Apprehensive Canadians are expected to leave their homes less than before, and will maximize their purchases during fewer visits with higher basket sizes. According to the study, this segment doesn’t anticipate a return to normalcy very soon. Only through caution and prudence do they believe society will emerge from the pandemic.

Made up mostly of families with young children, apprehensive Canadians are unlikely to visit restaurants, movie theaters, and will continue to avoid the presence of people they don’t know.

They will continue to limit person-to-person interaction and will take advantage of in-store pickup, and use online grocery services.

“This is something to keep in mind for brands who are looking to attract parents or families,” said Barry. “Making sure that we can help people prioritize that feeling of security in whatever they’re purchasing.”

Among apprehensive Canadians, for the next few years the ideal vacation will most likely involve isolated cottage rentals.

The Comfortable

A segment described as “comfortable” has also emerged in response to pandemic lockdowns. This group tends to be 25 to 54 year olds with a higher income, and is predominantly from the west coast of Canada. These individuals are unified in their desire to embrace a balance between their work and home life.

For 21% of the population, finding comfort, stability and zen has become the obsession right now, explained Bourque. “They want to find that balance that they’ve probably sought for a lot of their professional lives but now have basically felt that they’ve found it during the pandemic. They believe they’ve changed for the better. They want to keep their new life as much as possible, and the whole thing will be about work and life balance,” he said.

The study found that this segment is not afraid of going to restaurants or seeing their family. They are more likely to take advantage of online solutions that simplify their life, such as ordering online, curbside pick up, or consulting experts online, from health professionals to financial advisors.

This segment also is more likely to enjoy online leisure activities that can be done at home, such as listening to online concerts or playing video games.

According to Bourque, the “comfortables” are seeking a slower, better life than they had before the pandemic and have made it their mission to improve their immediate living environment, sometimes through renovations. Their spending reflects that they are more interested in their communities and in supporting small businesses through buying local.

The Self-starter 

According to the study,  23% of the population identifies as a “self-starter.” Their efforts throughout the pandemic have been finding solutions to the financial impact that the pandemic has had.
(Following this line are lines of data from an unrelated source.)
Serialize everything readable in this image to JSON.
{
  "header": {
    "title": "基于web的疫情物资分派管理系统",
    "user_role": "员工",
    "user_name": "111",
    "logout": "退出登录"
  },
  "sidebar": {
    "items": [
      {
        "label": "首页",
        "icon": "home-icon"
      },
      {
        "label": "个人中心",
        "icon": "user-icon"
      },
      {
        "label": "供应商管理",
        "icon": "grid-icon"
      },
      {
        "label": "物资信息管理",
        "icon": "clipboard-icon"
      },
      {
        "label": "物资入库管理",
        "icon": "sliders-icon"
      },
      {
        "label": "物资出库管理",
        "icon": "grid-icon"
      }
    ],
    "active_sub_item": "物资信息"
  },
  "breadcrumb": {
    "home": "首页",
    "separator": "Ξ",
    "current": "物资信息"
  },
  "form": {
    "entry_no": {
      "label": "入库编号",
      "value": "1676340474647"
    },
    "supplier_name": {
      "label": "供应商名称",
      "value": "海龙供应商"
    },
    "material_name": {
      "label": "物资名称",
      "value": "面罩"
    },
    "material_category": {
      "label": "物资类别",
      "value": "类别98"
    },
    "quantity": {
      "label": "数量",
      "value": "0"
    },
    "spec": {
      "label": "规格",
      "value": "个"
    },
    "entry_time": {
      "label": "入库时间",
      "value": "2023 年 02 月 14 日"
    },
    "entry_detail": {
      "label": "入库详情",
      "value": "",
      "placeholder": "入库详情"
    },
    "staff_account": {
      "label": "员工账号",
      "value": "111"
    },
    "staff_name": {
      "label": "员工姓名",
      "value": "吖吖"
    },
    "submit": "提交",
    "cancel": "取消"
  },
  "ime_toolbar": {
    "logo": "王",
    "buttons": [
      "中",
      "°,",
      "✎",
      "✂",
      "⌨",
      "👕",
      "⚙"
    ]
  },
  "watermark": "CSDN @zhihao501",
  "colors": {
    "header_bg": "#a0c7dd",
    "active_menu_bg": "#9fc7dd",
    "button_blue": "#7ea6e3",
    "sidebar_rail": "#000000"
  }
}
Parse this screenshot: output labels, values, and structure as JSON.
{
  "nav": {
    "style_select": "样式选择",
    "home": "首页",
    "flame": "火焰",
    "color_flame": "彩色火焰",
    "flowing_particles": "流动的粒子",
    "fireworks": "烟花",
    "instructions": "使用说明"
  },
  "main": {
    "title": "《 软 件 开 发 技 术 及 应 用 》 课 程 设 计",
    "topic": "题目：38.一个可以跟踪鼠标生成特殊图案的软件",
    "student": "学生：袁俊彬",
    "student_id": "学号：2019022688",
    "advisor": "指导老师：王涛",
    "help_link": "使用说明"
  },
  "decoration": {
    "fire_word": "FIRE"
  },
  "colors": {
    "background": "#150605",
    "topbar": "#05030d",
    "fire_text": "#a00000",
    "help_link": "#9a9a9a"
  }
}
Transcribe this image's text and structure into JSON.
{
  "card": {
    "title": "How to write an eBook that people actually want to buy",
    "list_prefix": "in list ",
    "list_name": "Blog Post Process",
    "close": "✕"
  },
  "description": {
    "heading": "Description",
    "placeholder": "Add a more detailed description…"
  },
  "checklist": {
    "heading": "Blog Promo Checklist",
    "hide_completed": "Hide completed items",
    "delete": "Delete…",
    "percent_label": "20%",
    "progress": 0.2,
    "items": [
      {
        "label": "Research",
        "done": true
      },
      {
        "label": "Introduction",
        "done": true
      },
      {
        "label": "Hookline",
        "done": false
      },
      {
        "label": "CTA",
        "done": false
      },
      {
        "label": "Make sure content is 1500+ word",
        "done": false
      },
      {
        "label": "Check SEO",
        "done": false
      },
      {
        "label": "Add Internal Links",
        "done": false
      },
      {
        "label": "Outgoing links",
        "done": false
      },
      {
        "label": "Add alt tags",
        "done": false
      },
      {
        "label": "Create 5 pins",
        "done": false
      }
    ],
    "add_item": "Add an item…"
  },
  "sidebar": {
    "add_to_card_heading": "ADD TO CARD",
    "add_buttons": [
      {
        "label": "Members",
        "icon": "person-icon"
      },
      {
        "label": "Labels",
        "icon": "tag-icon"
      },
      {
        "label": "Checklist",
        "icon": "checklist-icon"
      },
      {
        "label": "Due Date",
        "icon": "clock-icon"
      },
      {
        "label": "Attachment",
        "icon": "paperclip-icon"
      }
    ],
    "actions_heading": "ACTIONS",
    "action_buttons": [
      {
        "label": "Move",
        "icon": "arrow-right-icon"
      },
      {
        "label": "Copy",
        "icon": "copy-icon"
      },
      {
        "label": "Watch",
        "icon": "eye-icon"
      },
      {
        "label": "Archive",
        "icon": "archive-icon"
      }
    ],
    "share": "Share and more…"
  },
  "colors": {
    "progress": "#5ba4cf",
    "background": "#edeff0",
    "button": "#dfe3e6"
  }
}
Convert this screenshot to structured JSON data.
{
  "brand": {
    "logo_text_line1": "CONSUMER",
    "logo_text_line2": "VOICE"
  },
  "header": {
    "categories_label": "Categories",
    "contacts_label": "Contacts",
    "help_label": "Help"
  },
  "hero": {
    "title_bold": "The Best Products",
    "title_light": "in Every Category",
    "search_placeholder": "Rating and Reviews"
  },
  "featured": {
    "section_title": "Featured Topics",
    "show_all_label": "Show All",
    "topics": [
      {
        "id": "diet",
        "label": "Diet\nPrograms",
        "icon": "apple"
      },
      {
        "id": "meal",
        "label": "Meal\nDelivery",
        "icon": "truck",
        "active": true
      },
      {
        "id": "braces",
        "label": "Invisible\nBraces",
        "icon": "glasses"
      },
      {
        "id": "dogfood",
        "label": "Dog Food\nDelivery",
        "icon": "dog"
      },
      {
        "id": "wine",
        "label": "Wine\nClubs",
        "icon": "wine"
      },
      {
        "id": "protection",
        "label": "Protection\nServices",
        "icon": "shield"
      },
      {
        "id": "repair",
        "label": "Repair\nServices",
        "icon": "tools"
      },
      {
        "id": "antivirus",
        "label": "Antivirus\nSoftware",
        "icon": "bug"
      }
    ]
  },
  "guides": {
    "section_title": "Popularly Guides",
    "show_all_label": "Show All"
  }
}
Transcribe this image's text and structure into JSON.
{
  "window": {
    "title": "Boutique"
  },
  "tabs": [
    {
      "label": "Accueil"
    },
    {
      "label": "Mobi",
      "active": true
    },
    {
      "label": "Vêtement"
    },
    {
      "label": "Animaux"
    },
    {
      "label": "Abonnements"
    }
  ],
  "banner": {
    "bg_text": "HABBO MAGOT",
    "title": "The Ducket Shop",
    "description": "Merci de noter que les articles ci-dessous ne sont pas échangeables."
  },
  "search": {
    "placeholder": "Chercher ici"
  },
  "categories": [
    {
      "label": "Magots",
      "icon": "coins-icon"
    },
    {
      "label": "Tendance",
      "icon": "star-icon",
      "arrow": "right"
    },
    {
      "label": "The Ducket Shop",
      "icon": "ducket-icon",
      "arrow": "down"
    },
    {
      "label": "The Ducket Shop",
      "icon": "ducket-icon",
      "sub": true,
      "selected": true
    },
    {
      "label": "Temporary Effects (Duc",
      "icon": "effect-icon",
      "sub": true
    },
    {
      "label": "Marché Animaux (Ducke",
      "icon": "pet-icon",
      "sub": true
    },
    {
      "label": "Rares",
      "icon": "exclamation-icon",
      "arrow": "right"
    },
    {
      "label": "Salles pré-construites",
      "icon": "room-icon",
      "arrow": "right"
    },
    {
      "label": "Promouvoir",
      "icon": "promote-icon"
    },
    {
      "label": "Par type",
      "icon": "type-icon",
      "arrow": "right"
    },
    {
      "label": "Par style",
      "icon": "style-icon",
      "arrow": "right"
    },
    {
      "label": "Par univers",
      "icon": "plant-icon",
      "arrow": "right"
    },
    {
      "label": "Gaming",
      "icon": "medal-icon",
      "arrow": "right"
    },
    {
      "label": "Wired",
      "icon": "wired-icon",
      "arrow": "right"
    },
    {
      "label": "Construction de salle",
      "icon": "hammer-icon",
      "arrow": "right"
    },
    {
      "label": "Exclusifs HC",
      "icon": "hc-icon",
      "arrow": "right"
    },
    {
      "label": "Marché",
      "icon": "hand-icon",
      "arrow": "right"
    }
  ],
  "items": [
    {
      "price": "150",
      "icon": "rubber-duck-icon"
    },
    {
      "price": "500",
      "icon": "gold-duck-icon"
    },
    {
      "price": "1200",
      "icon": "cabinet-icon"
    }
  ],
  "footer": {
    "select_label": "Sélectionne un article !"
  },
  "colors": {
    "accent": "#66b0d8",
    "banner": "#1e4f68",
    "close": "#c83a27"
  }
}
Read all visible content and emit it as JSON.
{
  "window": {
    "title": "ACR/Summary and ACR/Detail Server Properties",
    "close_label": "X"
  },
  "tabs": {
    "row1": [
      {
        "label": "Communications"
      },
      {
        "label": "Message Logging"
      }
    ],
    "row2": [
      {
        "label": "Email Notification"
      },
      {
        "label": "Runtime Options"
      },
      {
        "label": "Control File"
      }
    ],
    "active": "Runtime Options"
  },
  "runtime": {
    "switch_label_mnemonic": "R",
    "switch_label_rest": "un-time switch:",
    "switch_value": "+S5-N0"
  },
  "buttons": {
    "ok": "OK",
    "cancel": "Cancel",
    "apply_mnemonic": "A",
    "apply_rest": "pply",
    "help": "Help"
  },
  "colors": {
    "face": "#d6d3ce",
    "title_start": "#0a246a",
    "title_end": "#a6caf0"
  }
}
A lack of resources and managing their household has made them weary of their debt load.

But Bourque explained that self-starters are solution seekers. “They just basically are trying to make ends meet. I have this much money to go on for a month. I’m probably living from paycheque to paycheque. I need to make it work. I need to feed my family three meals a day. I need the couponing. I need the discounting,” he said.

Despite carefully watching their finances, this segment earning around $40,000 thousand or less per year is willing to spend money on their mental health and fulfill their desires to get away from stressful situations. For example, they have discovered boxed lunches and are shopping online for candies and coffee; they have been ordering from restaurants, consuming more alcohol and buying more lottery tickets.

And given that they are finding joy in online shopping, they will need brands’ help to remain on budget, Bourque said.